Matahatata village doesn’t have piped water. It doesn’t have electricity. But one thing it does have is plenty of sun.
When I visited Matahatata in Zambia last year it was under a typically blazing sun. I was greeted by Clara Nkete, who has lived in this village for 50 years and brought up her ten children here.
She told me how she used to struggle to get water from the village’s single – now broken – borehole: “There were long queues, and if you drew water late in the day it would be muddy, dirty water. You could wait for up to three hours. We had to fetch water three times a day so you might be queuing for up to nine hours a day.”
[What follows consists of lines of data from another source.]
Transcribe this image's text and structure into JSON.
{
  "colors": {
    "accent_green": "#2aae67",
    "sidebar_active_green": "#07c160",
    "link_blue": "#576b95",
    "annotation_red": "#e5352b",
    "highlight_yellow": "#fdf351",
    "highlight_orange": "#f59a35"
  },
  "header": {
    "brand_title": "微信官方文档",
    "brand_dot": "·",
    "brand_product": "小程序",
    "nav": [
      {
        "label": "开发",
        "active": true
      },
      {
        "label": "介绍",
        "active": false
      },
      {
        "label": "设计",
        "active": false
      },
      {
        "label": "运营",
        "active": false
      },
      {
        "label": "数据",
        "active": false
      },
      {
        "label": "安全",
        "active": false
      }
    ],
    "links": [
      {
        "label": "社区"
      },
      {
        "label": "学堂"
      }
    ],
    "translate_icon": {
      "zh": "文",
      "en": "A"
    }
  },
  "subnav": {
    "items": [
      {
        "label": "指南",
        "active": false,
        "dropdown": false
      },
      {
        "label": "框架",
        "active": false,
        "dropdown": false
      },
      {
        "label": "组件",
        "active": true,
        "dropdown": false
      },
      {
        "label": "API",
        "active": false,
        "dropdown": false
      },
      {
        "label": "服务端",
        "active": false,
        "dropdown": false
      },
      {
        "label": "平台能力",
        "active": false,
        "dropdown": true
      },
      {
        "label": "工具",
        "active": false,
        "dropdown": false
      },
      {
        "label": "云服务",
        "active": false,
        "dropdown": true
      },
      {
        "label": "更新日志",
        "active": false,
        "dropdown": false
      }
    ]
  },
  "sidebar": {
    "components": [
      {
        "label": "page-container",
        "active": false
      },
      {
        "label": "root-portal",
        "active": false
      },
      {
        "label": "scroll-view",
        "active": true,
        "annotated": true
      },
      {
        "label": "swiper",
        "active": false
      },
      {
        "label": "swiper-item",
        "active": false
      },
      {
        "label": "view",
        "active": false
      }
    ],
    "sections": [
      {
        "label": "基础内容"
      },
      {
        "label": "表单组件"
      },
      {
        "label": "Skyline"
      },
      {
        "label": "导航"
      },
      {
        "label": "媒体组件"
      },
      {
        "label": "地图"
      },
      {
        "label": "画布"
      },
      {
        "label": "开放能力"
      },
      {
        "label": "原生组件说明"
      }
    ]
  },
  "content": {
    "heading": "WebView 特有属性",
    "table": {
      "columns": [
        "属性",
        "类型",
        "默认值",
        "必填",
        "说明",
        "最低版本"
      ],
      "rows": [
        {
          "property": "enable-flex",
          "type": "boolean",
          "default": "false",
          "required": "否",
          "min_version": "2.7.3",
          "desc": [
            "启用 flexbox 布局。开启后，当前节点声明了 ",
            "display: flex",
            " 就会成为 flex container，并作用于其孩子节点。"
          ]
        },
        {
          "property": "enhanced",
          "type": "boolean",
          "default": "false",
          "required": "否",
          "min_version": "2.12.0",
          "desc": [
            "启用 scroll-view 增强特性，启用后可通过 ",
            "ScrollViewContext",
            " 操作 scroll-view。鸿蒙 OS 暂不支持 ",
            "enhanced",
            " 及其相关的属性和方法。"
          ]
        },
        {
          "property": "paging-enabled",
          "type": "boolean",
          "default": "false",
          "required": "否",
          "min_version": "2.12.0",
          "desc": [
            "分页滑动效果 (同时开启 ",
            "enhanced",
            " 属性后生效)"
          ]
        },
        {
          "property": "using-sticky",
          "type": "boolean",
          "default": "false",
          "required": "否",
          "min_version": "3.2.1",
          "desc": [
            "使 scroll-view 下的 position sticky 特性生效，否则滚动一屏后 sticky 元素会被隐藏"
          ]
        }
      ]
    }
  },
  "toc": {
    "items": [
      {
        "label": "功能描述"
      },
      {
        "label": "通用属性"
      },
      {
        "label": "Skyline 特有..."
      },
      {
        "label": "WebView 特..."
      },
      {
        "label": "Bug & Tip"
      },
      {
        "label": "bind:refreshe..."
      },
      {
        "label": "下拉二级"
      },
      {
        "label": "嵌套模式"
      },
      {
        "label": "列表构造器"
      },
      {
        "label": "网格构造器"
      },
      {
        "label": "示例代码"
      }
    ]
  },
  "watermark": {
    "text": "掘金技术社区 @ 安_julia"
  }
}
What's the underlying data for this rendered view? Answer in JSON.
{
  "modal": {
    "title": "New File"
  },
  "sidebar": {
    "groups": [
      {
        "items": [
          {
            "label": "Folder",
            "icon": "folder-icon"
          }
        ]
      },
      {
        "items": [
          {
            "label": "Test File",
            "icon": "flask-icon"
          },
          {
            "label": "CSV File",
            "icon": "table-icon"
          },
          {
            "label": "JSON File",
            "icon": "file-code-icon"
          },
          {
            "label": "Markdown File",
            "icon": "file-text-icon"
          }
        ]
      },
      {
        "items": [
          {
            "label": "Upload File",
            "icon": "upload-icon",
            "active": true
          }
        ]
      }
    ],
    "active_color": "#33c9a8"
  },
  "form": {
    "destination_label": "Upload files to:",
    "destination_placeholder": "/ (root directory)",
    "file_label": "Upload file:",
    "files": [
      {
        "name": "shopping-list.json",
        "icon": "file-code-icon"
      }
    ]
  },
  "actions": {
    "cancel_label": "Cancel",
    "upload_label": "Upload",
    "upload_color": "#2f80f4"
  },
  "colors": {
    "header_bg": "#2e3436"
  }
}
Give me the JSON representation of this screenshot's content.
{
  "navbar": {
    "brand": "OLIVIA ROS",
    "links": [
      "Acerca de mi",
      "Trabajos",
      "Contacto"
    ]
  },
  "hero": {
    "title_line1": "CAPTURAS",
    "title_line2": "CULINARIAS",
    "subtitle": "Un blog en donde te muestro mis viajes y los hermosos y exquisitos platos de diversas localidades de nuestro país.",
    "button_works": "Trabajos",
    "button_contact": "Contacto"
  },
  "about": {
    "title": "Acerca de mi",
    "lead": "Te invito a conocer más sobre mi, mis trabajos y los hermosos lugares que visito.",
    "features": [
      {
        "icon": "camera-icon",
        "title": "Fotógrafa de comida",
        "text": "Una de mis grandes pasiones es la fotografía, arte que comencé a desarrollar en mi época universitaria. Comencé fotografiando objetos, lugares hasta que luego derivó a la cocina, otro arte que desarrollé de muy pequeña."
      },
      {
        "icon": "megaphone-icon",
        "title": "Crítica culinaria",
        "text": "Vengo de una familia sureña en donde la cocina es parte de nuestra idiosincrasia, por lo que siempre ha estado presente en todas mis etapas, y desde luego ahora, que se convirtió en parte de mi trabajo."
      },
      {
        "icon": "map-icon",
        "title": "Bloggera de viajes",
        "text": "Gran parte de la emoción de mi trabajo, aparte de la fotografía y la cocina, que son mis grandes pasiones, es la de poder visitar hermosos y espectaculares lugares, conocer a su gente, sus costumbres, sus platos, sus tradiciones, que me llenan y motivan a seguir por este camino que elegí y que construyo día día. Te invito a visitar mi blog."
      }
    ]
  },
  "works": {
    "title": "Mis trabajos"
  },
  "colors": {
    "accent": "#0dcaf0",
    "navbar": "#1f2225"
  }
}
Looking deep into my eyes, Clara explained, “Whenever you went to the borehole late you’d know you would be drawing dirty water, but our children would be crying for water, crying in thirst, and so we had no option but to give it to them. We had no other choice.”
Harnessing the power of the sun has given Clara and her neighbours another option. Five years ago, we funded a new solar-powered borehole in Matahatata. Continue reading
Filed under Africa, CAFOD